Carmont woke him up pretty quickly with a serious Steven Seagal-inspired (Sorry Anderson Silva and Lyoto Machida) front kick to the face, which he somehow managed to survive and turn into a takedown attempt. It was unsuccessful with Carmont defending and then securing a clever guillotine that triggered a tumble.

Both men returned to their feet, only to fall right back down, but this time Carmont managed to somehow set up a crucifix along the way, which he then used to sink in a fight-ending rear naked choke.

Scrambles, Transitions And Submissions, Oh My.

British upstart Vaughan Lee was out to prove that his shocking submission of Norifumi Yamamoto earlier this year was no fluke. Perhaps it wasn't, but he didn't prove anything last night other than he's definitely not better than T.J. Dillashaw.

The Ultimate Fighter (TUF) 14 runner up scored a huge slam in round one that significantly shifted the fight in his favor. Prior to the power bomb, Lee appeared to be finding some good spots in the striking department.

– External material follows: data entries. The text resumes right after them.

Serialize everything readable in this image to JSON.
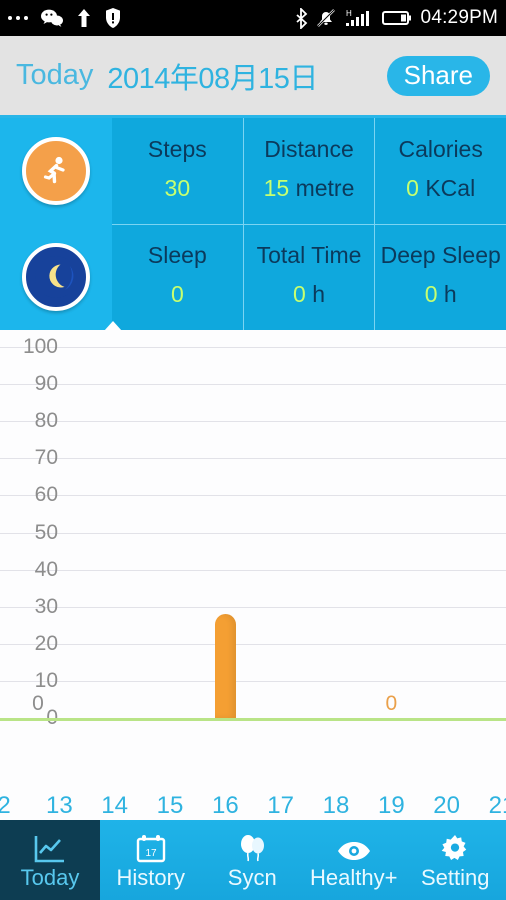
{
  "statusbar": {
    "icons_left": [
      "more-dots-icon",
      "wechat-icon",
      "upload-arrow-icon",
      "security-shield-icon"
    ],
    "icons_right": [
      "bluetooth-icon",
      "silent-bell-icon",
      "signal-bars-icon",
      "battery-icon"
    ],
    "network_type": "H",
    "time": "04:29PM"
  },
  "header": {
    "today_label": "Today",
    "date": "2014年08月15日",
    "share_label": "Share"
  },
  "stats": {
    "activity": {
      "icon": "running-person-icon",
      "cells": [
        {
          "label": "Steps",
          "value": "30",
          "unit": ""
        },
        {
          "label": "Distance",
          "value": "15",
          "unit": " metre"
        },
        {
          "label": "Calories",
          "value": "0",
          "unit": " KCal"
        }
      ]
    },
    "sleep": {
      "icon": "crescent-moon-icon",
      "cells": [
        {
          "label": "Sleep",
          "value": "0",
          "unit": ""
        },
        {
          "label": "Total Time",
          "value": "0",
          "unit": " h"
        },
        {
          "label": "Deep Sleep",
          "value": "0",
          "unit": " h"
        }
      ]
    }
  },
  "chart_data": {
    "type": "bar",
    "title": "",
    "xlabel": "",
    "ylabel": "",
    "ylim": [
      0,
      100
    ],
    "yticks": [
      0,
      10,
      20,
      30,
      40,
      50,
      60,
      70,
      80,
      90,
      100
    ],
    "categories": [
      "2",
      "13",
      "14",
      "15",
      "16",
      "17",
      "18",
      "19",
      "20",
      "21"
    ],
    "values": [
      0,
      0,
      0,
      0,
      28,
      0,
      0,
      0,
      0,
      0
    ],
    "point_labels": [
      {
        "category": "2",
        "text": "0"
      },
      {
        "category": "19",
        "text": "0"
      }
    ],
    "grid": true,
    "legend": "none",
    "bar_color": "#f49f33",
    "axis_color": "#b9e487",
    "tick_color": "#2fb3e0"
  },
  "nav": {
    "items": [
      {
        "label": "Today",
        "icon": "chart-line-icon",
        "active": true
      },
      {
        "label": "History",
        "icon": "calendar-icon",
        "active": false
      },
      {
        "label": "Sycn",
        "icon": "balloons-icon",
        "active": false
      },
      {
        "label": "Healthy+",
        "icon": "eye-icon",
        "active": false
      },
      {
        "label": "Setting",
        "icon": "gear-icon",
        "active": false
      }
    ]
  },
  "colors": {
    "accent": "#29b6e8",
    "stats_bg": "#0fa8dd",
    "value_green": "#c6ff70",
    "bar_orange": "#f49f33",
    "nav_active_bg": "#0d3d52"
  }
}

Dillashaw quickly adjusted and kept the pressure on even when Lee escaped the bottom position, using his top-shelf wrestling skills to close the distance and obtain a very advantageous position:

Lee's back.

Rather than work like hell to escape, Lee tried to play Patty Cake with Dillashaw's paws, trying to ensure that one of his arms didn't find its way under his neck. It was a costly mistake, as Dillashaw transitioned from a standing neck crank to a rear naked choke in short order.

So short, in fact, that Lee tapped before his knees even hit the canvas.

Anthony Njokuani was supposed to be the superior striker heading into his Lightweight bout with Rafael dos Anjos in the first fight of the FUEL TV broadcast, but it was the Brazilian who managed to shine early the moment fists began to fly.

Dos Anjos hurt the lethal Nigerian-born beanpole with several strikes, particularly in the opening frame, however he could not finish him with his jiu-jitsu blackbelt skills. Njokuani, who wiggled out of a solid submission attempt to end round two, kept getting to his feet despite' Dos Anjos repeated efforts to keep the scrap horizontal.

With two rounds seemingly in his favor, and with Njokuani in desperation mode, Dos Anjos seemed content to stick and move in the third round, mixing in a takedown attempt or two -- and landing a big one with about 90 seconds remaining -- to get the unanimous nod from the ringside judges.

And he got it.

Njokuani appeared to reveal to his corner that his right hand was possibly broken, but it didn't seem to make much of a difference. He got hit frequently and then taken down without mounting much notable offense -- or defense for that matter -- throughout the entire fight.

That's enough from us. Now it's your turn to discuss UFC on FUEL TV 4: "Munoz vs. Weidman" in the comments section below.

Can Weidman give Anderson Silva a run for his money? Is Beltran's chin of this Earth? Can Simpson make any waves at 170? Can Carmont compete with the upper echelon of the divison? Is Dillashaw a future Bantamweight contender? How about that ELBOW!?!?!?

Let's hear it, Maniacs.

Be sure to also check out our complete UFC on FUEL TV 4 blow-by-blow coverage of the entire "Munoz vs. Weidman" event right here.

Sign up for the newsletter Sign up for the MMA Mania Daily Roundup newsletter!

A daily roundup of all your fighting news from MMA Mania